3. Alan Jackson – “Midnight in Montgomery” / David Allan Coe – “The Ride” / Kentucky Headhunters – “The Ghost of Hank Williams”
Hank might be busier—and chattier–in death than he was in his too-short life.
2. Johnny Cash – “Delia’s Gone”
In both of Cash’s versions of this song, Delia torments her murderer in his jail cell, as the sound of her footsteps keeps him from sleep. Meh, the guy had it coming – didn’t he learn anything from “The Tell-Tale Heart”? (Jokes aside, take a few minutes out of your workday to read this essay by Sean Wilentz for more information on the real Delia, who was only 14 when she was murdered in 1900 – her killer was a year older.)
1. The Stanley Brothers – “Keep Them Cold, Icy Fingers Off of Me”
Bill Johnson doesn’t mind ghosts—or doctors–as long as they keep their hands to themselves.
- Leeann Ward: Thanks, NM. I like a good pop hook, to be honest. So, maybe I need to try it again.
- Barry Mazor: OK, Jim Z. That changes everything. I surrender.
- Jim Z: to call the Dirty River Boys an "Austin area band" is still incorrect. They are based in El Paso.
- nm: Leeann, you and I often have similar tastes in more-traditional country. And, to my ears, Sam Hunt's voice and lyrics …
- Barry Mazor: Matter of fact, as always--I did. The notes say the album was recorded & mixed by and at "The …
- Roger: Looking forward to picking up the Jamey Johnson Christmas EP - love all of those songs and can't wait for …
- Jim Z: that record was recorded in El Paso. (you could look it up) and other than appearing in Austin once in …
- Leeann Ward: Yes, I can always use more dobro in my life! Thanks for the Phil Leadbetter tip! I haven't been able to …

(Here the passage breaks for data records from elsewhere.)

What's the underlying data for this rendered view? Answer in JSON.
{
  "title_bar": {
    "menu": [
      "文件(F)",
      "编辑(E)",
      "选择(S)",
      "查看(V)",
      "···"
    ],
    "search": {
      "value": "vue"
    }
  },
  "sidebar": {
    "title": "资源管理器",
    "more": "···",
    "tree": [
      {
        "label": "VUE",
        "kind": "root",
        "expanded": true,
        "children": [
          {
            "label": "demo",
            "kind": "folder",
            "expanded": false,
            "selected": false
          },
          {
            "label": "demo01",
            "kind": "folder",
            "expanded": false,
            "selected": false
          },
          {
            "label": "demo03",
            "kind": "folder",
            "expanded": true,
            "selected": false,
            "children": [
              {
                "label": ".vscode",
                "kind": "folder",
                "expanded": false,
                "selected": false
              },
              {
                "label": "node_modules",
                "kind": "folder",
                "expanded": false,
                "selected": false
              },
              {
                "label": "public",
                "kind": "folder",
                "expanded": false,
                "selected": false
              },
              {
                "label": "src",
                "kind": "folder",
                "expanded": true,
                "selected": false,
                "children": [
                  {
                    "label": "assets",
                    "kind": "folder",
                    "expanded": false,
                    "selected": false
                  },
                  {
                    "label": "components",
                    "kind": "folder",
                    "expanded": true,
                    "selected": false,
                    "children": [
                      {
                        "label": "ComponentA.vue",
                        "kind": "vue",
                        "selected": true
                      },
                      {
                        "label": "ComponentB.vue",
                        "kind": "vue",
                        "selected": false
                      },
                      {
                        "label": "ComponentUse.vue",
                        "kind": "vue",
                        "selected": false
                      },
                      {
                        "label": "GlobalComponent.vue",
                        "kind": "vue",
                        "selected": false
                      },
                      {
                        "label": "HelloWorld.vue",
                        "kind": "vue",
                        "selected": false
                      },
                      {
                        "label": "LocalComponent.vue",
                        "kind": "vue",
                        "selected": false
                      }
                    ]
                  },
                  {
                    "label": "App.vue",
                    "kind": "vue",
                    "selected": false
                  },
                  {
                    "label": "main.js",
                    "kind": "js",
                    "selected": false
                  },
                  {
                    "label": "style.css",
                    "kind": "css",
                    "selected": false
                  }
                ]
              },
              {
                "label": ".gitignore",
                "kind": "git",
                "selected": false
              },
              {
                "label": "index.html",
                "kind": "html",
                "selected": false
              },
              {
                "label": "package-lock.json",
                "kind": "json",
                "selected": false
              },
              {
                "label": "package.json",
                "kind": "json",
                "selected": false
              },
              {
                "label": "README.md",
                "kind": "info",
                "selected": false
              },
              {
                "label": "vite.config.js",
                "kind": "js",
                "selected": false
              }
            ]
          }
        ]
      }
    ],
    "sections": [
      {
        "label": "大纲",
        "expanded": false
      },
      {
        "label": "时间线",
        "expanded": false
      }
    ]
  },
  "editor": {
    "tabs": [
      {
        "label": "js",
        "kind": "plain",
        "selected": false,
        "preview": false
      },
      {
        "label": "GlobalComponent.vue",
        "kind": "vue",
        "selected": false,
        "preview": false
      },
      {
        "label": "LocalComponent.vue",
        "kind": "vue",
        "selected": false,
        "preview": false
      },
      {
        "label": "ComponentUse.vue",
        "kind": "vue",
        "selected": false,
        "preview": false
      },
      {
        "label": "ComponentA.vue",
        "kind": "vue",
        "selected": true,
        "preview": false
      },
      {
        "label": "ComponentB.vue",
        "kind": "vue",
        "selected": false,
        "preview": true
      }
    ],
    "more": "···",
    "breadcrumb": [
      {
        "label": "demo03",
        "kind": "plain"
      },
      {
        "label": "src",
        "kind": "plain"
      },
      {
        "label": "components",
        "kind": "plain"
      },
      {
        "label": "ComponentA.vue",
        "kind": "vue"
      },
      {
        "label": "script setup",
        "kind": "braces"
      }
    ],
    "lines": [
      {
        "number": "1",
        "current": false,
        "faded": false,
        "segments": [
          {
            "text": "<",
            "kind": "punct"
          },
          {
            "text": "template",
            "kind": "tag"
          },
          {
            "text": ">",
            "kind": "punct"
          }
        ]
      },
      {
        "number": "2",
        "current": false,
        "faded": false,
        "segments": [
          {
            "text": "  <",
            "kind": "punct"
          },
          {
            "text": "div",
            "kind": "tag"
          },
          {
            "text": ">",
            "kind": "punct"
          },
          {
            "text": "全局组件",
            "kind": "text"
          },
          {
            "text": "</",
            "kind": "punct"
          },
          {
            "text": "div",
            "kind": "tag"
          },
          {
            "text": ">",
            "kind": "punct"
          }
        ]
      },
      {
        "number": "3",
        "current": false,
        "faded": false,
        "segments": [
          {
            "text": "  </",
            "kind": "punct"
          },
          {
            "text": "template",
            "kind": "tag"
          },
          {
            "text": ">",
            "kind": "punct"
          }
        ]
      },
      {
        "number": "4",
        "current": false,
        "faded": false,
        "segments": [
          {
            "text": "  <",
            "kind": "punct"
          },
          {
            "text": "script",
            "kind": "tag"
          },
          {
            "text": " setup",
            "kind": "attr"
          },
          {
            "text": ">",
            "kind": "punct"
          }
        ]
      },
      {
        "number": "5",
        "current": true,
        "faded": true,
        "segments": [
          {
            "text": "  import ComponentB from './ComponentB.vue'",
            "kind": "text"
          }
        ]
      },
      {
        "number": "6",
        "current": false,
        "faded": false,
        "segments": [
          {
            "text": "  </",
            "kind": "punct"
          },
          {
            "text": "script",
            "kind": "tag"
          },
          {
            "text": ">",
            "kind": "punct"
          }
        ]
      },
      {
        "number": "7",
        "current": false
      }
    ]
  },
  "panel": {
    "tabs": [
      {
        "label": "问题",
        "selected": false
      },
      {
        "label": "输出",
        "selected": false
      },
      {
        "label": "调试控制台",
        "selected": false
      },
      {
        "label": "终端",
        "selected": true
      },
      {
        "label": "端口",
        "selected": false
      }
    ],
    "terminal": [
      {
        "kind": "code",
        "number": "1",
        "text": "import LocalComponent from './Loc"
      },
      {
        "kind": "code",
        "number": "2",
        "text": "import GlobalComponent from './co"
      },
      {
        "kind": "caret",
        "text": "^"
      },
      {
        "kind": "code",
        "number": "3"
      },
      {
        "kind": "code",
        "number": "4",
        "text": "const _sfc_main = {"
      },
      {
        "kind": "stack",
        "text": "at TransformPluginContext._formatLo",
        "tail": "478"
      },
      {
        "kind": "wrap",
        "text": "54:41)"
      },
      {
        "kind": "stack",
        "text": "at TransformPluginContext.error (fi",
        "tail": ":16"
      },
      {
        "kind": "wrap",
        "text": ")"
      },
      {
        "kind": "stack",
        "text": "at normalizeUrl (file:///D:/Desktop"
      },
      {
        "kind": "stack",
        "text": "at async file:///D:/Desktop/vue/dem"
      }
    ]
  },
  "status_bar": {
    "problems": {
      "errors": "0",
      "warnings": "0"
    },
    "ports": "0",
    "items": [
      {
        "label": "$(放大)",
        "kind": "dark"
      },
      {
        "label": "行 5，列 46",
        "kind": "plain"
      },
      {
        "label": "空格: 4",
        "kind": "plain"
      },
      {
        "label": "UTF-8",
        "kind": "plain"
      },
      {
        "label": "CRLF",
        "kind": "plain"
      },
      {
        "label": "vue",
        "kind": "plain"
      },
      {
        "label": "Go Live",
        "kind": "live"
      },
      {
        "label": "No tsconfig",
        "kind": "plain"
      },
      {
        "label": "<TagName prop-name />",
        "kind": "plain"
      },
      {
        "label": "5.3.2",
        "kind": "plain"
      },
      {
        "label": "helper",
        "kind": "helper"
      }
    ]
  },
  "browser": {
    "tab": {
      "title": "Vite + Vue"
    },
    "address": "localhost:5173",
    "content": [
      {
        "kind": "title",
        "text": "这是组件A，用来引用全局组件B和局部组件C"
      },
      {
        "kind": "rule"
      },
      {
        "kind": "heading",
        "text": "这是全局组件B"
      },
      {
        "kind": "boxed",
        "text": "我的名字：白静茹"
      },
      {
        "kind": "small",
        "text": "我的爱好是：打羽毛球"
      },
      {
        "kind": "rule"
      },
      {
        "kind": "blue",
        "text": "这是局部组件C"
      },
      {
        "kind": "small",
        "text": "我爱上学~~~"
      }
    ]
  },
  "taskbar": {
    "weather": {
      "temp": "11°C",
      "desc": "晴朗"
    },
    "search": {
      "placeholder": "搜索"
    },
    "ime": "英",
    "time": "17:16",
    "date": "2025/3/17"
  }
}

- Barry Mazor: OK, Jim. The record's more or less out of Austin. But I'm sure they're also good in El Paso...
- Jim Z: Dirty River Boys are from El Paso, Texas.